### DATA SUPPLIED
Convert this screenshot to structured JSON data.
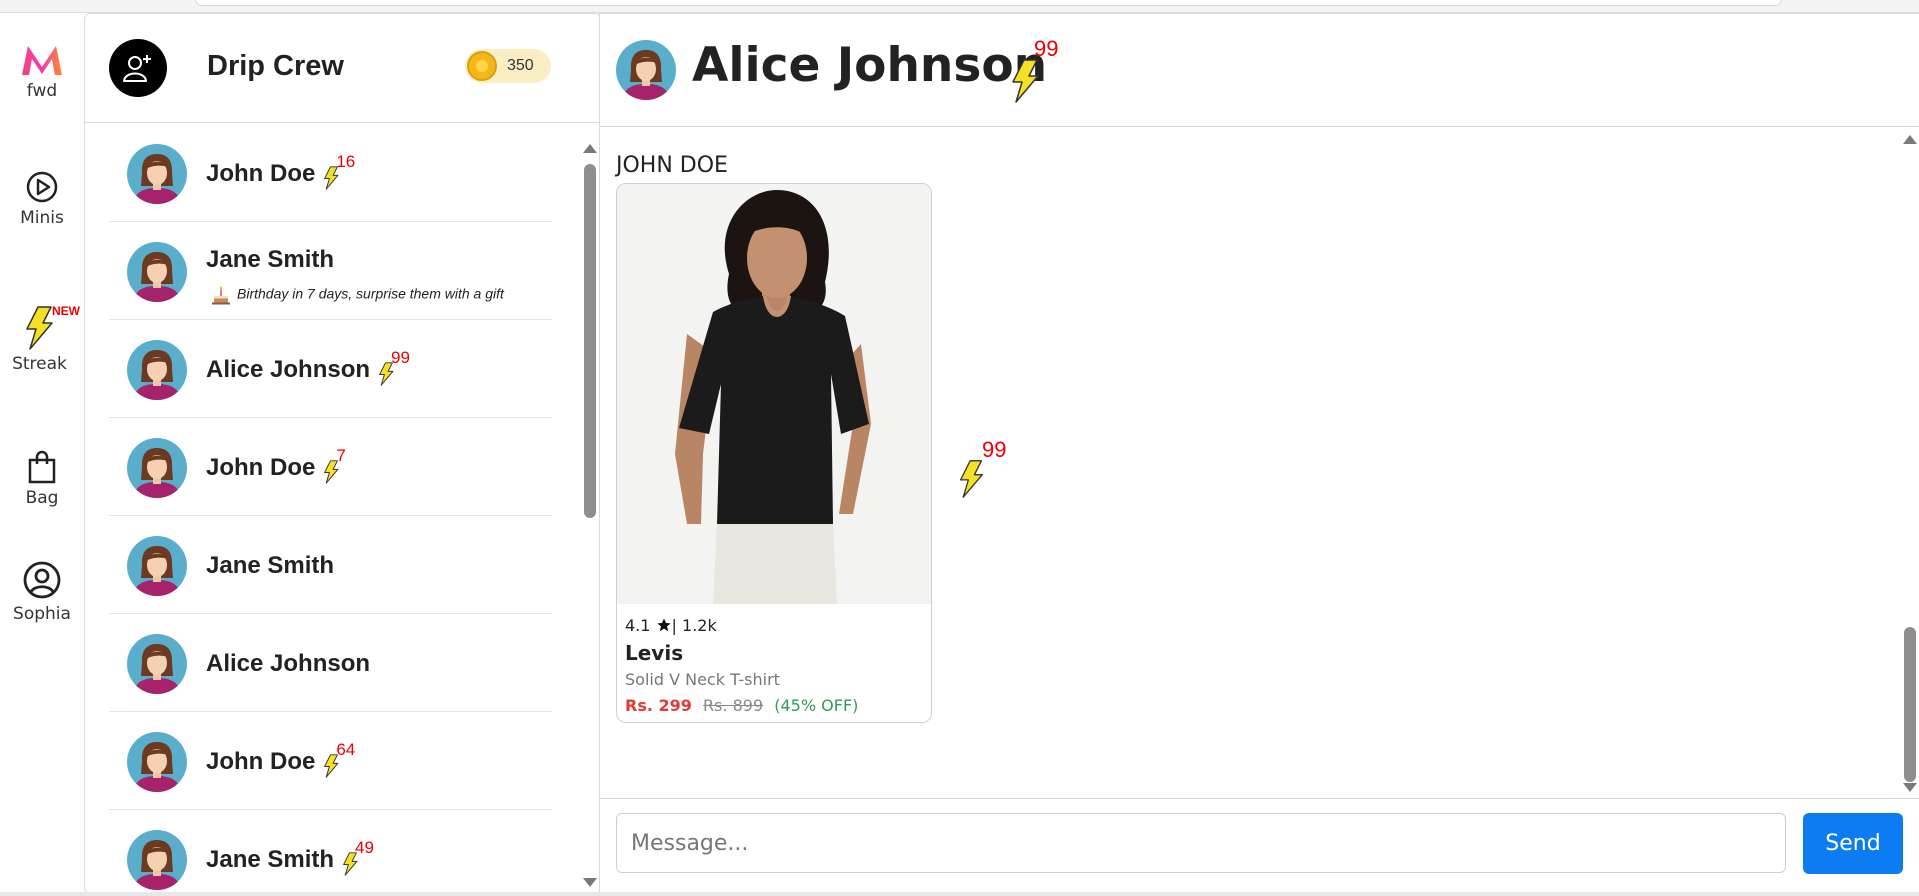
{
  "rail": {
    "items": [
      {
        "label": "fwd",
        "icon": "myntra-logo-icon"
      },
      {
        "label": "Minis",
        "icon": "play-circle-icon"
      },
      {
        "label": "Streak",
        "icon": "lightning-icon",
        "badge": "NEW"
      },
      {
        "label": "Bag",
        "icon": "shopping-bag-icon"
      },
      {
        "label": "Sophia",
        "icon": "user-circle-icon"
      }
    ]
  },
  "group": {
    "name": "Drip Crew",
    "add_icon": "add-user-icon",
    "coins": "350"
  },
  "contacts": [
    {
      "name": "John Doe",
      "streak": "16"
    },
    {
      "name": "Jane Smith",
      "subtitle": "Birthday in 7 days, surprise them with a gift"
    },
    {
      "name": "Alice Johnson",
      "streak": "99"
    },
    {
      "name": "John Doe",
      "streak": "7"
    },
    {
      "name": "Jane Smith"
    },
    {
      "name": "Alice Johnson"
    },
    {
      "name": "John Doe",
      "streak": "64"
    },
    {
      "name": "Jane Smith",
      "streak": "49"
    }
  ],
  "chat": {
    "name": "Alice Johnson",
    "streak": "99",
    "sender": "JOHN DOE",
    "message_streak": "99",
    "product": {
      "rating": "4.1",
      "reviews": "| 1.2k",
      "brand": "Levis",
      "description": "Solid V Neck T-shirt",
      "price": "Rs. 299",
      "mrp": "Rs. 899",
      "discount": "(45% OFF)"
    },
    "input_placeholder": "Message...",
    "input_value": "",
    "send_label": "Send"
  },
  "colors": {
    "accent": "#0d7cf2",
    "streak_number": "#ee0000",
    "lightning": "#f6e025",
    "price": "#e53935",
    "discount": "#2e9e56",
    "avatar_bg": "#5aaecb"
  }
}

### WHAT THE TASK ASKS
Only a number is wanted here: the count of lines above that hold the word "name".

### TASK OUTPUT
10